is- tho most costly photo-play which lias
over boen seen in lialoin, is declared by
"Avenging Conscience" Is declared
bv Mr. Griffith to bo a greater picture
that "Tho Birth, of a Nation." Grif
fith says: " It is my supremo achieve
ment and is- two-years ahead of tho art
of motion picturo photography."
M.if. .mlv m. fhna In tlwi .mat nf
"Avenging Conscienoo" every stur np-1
pouring in "Tho Mirth, of a Nation,"!
but .MIks Zlancho Hwoet will bo seen
in nun 1 1 inn.
This remarkable photo play Is a pic-tiii-iiratimi
of Edgar Allen I'no's hooks
and poems, particularly "Tho Telltale
Heart" and ''Annabel Lea."
Not only vlidi Avenging Conscience
break attendanco records at tiio lleillg
theatre, Portland, where it ran a full
week, but at the Molborno theatre, Ho
attic, whero larger crowds saw it than
witnessed "The Birth of a Nation."
At the Htrand thentro, Now York, it
ranfor weeks, nt prices ranging from
$'1 down. Baltimore paid il.'ii) to see
it, Chicago audi many other eastern
cities the snme num.
The ftato rights are owned by Orton
15. Goodwin and Hid Itiiuin, who are as
serted to havo paid a tremendous prico
for tiio picture,
The cast of stars- Includes: ITenry B.
Walthall, Blancho Hweot, Muo Marsh,
Ralph Lewisf Hubert Harroa, Josephine
Crowcll, George riicginiiu and HpotlrV
GRAND 2SEu1 FRIDAY
MALL ORDERS NOW
The. World's Greatest Actor
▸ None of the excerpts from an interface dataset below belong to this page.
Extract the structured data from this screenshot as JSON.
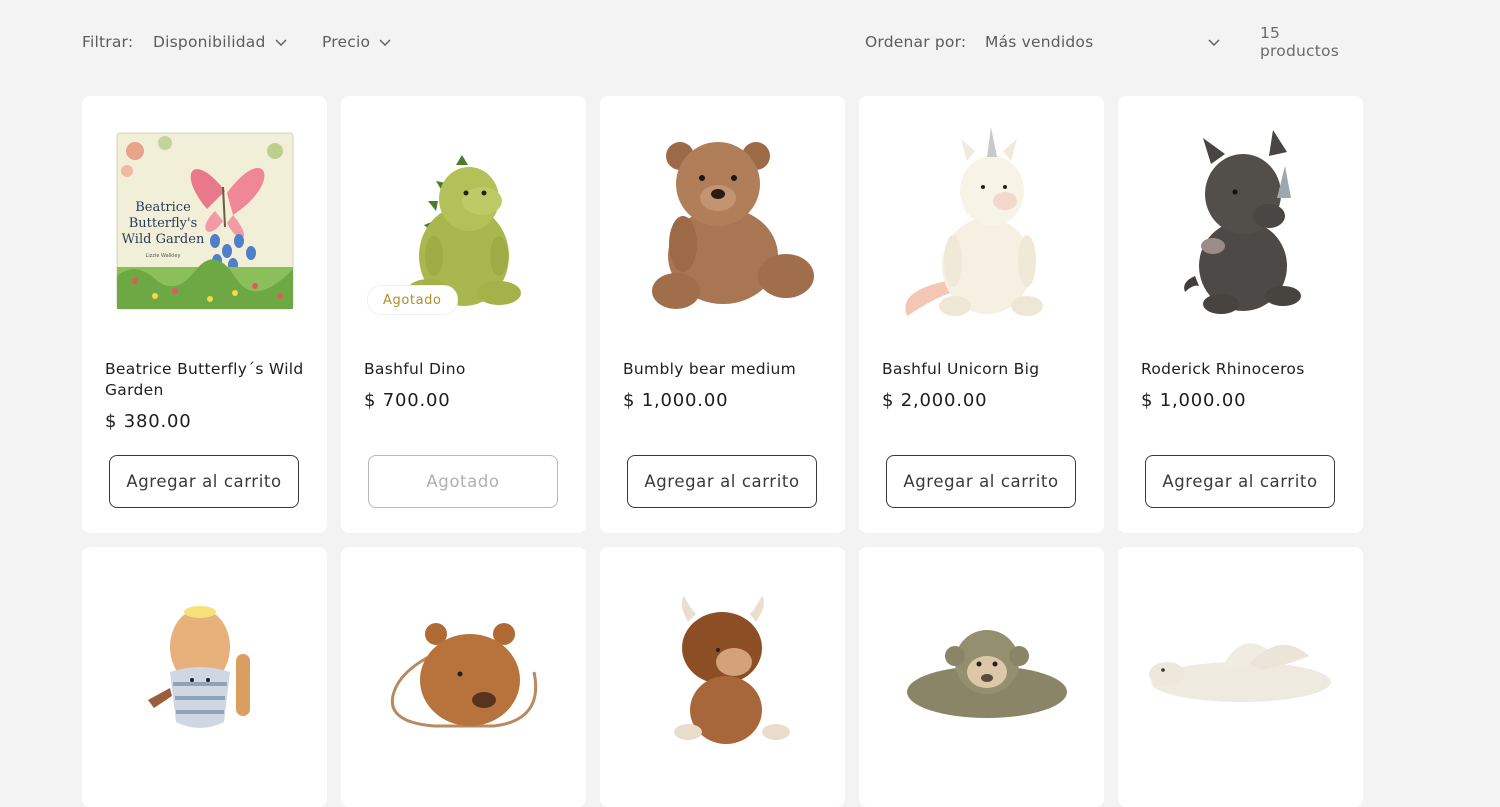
{
  "filters": {
    "filter_label": "Filtrar:",
    "availability_label": "Disponibilidad",
    "price_label": "Precio",
    "sort_label": "Ordenar por:",
    "sort_value": "Más vendidos",
    "product_count": "15 productos"
  },
  "products": [
    {
      "title": "Beatrice Butterfly´s Wild Garden",
      "price": "$ 380.00",
      "button": "Agregar al carrito",
      "image_icon": "book-icon"
    },
    {
      "title": "Bashful Dino",
      "price": "$ 700.00",
      "button": "Agotado",
      "badge": "Agotado",
      "image_icon": "dino-plush-icon"
    },
    {
      "title": "Bumbly bear medium",
      "price": "$ 1,000.00",
      "button": "Agregar al carrito",
      "image_icon": "bear-plush-icon"
    },
    {
      "title": "Bashful Unicorn Big",
      "price": "$ 2,000.00",
      "button": "Agregar al carrito",
      "image_icon": "unicorn-plush-icon"
    },
    {
      "title": "Roderick Rhinoceros",
      "price": "$ 1,000.00",
      "button": "Agregar al carrito",
      "image_icon": "rhino-plush-icon"
    }
  ],
  "products_row2": [
    {
      "image_icon": "egg-cup-plush-icon"
    },
    {
      "image_icon": "bear-bag-icon"
    },
    {
      "image_icon": "highland-cow-plush-icon"
    },
    {
      "image_icon": "monkey-plush-icon"
    },
    {
      "image_icon": "dragon-plush-icon"
    }
  ],
  "book_cover": {
    "line1": "Beatrice",
    "line2": "Butterfly's",
    "line3": "Wild Garden",
    "author": "Lizzie Walkley"
  },
  "colors": {
    "background": "#f3f3f3",
    "card": "#ffffff",
    "badge_text": "#b08e2e",
    "button_border": "#3a3a3a"
  }
}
Lower Floor $:!, fl.00,
Balcony $1.50, $1.00; Gallery 75o
f- - 1.-.-
Cars for any time, of day or
Good' Garngo in connection for
storage of cars.
Reasonable Bates. .
SALEM TAXI CO.
OPEN ALL NIGHT.
216 State Street.
Parents Badly Burned
Their Son Is Cremated
Seattle, Wash., Dec. 20. W. A. (lloa
son, an ongineer Cor tho Seattle port
(lOinniissinn nml liia witV urn oitl't',.ii,,r
today from frightful burns und mourn
ing ina (icatn ot tfteir 3 year old son,
MortlUl. Wlm W11H f-rimi!i.l In liia h.i.l
Sunday evening whilo tho parents
fought bravely but unsuccessfully to
savo him from the firo which destroyed
The .ro started from an overhuUnl
stove after the child had been sonD to
bed Sunday evening. Both parents, at
tempted to bent out the fliiims but
failed; Thoy were unaware that' tho
firo had reached tho uppor portion of
tho house, but when they attempted to
got their child they wero driven back
by tho heat. Kcvcral times they tried
unsuccessfully to get through tho wall'
of flame. Tho hoaso stood in a thickly
populated district and a storm of pro
test, was raised becuuso of tho absence
of firo plugs near enough to the hoaso
to be of material use.
Don't malta Junk of It, if use-
ful try Journal New Today.
Over 5000 times In England
and America Most remark
able riuy of this generation..